Anti-Asian racism is on the rise. Here are 3 ways to fight it

This past year, we’ve seen a spike in anti-Asian racism in Canada—but 1-in-4 Asian-Canadians say they experience discrimination all the time. So, how can we stop this?

Protesters hold placards to combat Anti-Asian racism
Haweya Fadal
Haweya Fadal is an Alumni Relations Officer at Ryerson University, specializing in content creation.

Since the onset of the pandemic, there has been a staggering rise in the number of instances of anti-Asian discrimination across Canada and the world. However, the unfortunate reality is this is not a new phenomenon.

A study conducted earlier this year found that 58% of Asian-Canadians experienced discrimination, and 1-in-4 report these experiences as happening “all the time.” So, what can we as individuals do to help combat this issue? How can philanthropy be used to eradicate anti-Asian racism? These are all questions our panel of experts explored in the latest session of the Generous Futures series—Dismantling Anti-Asian Racism.

The panel, moderated by Krishan Mehta, Ryerson’s Assistant Vice-President, Engagement, featured Chancellor Janice Fukakusa, Sabina Vohra-Miller and Dr. Joseph Yu Kai Wong. In this dynamic conversation, our experts share their insight on how we can better support equity and racial justice through philanthropy. 

Here are 3 takeaways from the conversation about how we can work together to dismantle anti-Asian racism:

1. Education and research are imperative

Janice Fukakusa, Chancellor, Ryerson University, says the key to solving significant divides between people and cultures is—and always has been—education and research. Anti-Asian racism and discrimination are pervasive and have re-emerged in society over the last two centuries. Janice says the best way to combat it is to change how history is understood. For example, in the case of Asian-Canadians, Janice points out that students learn about European and North American history with little information about the waves of Asian immigration and the role they have played in Canadian history. This needs to change. The history taught needs to be accurate and inclusive and reflect the diverse and multicultural Canada of today. Doing their part to help tackle systemic racism, Janice and her family contributed $1 million to establish the Chancellor Janice Fukakusa Racial Justice Scholar in Residence program at Ryerson’s Lincoln Alexander School of Law. The goal is to advance critical research and scholarship in racial justice to create a more equitable and just society.

2. Provide support to marginalized and vulnerable communities

Sabina Vohra-Miller is the co-founder of the Vohra-Miller Foundation and the South Asian Health Network. Her work throughout the pandemic included focusing on culturally appropriate health education content and advocacy to address structural inequities in health care within the South Asian community. As important as this work was pre-pandemic, Sabina’s work became even more critical when the pandemic hit. For example, in Peel Region, the South Asian community was among the groups hit hardest by the pandemic, accounting for 45% of the cases but only making up 30% of the population. Sabina says this created stigmatization of South Asian communities even though the leading cause of virus transmission was and continues to be structural barriers of communities such as lack of access to healthcare, precarious and essential work and unsuitable living conditions. To provide support to these communities, Sabina and her team advocated for more transparent data about communities impacted by Covid-19 and the prioritization of hotspot communities for vaccines.

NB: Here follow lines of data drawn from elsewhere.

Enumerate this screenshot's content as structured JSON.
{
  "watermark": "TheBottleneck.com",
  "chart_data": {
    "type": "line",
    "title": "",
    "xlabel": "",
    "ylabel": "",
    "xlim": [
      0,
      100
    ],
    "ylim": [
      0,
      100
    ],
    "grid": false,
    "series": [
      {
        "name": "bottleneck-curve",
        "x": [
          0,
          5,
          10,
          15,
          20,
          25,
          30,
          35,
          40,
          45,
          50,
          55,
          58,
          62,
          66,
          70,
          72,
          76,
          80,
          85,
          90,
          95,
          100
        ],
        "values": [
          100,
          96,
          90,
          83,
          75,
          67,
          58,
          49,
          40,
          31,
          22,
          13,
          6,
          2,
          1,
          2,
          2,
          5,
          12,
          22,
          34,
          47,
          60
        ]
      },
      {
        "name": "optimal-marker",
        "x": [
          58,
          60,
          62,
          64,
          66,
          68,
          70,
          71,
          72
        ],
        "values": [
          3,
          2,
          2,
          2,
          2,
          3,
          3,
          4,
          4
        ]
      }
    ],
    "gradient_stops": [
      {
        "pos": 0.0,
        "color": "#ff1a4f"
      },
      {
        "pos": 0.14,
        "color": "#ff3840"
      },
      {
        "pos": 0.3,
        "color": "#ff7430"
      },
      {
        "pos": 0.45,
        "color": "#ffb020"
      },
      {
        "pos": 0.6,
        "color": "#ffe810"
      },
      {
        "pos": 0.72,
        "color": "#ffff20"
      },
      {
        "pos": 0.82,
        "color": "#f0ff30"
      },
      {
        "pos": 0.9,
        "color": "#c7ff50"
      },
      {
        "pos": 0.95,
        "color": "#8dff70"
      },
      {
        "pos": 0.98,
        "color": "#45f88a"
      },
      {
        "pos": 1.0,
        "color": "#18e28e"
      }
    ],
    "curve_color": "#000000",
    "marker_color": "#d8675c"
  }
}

3. Reach one, teach one

Dr. Joseph Wong is a physician and philanthropist nationally recognized for his leadership in social activism for over 40 years. He is also the founder of the Yee Hong Centre for Geriatric Care—the largest non-profit senior centre in Canada. Dr. Wong says the best way to eradicate racism and discrimination is for individuals to dedicate time and effort to educate those who are willing to learn. There will always be people determined to harbour hate, however, Dr. Wong says for many, their discrimination is rooted in ignorance, so if we take the time to reach those individuals—change is possible. Canada’s diversity is its strength. Dr. Wong believes that if we all commit to understanding one another and having difficult conversations, we can be a model to the world about how to bring equity and harmony to different communities through volunteerism.

To hear more from this discussion, you can check out the Dismantling Anti-Asian Racism event on our Youtube channel or watch it below.

Don’t miss out on our last event of the season shedding light on equity and belonging in Canada. Register today!

Generous Futures:
Advancing Disability Rights

January 31, 2022
1:00 PM EST – 2:00 PM EST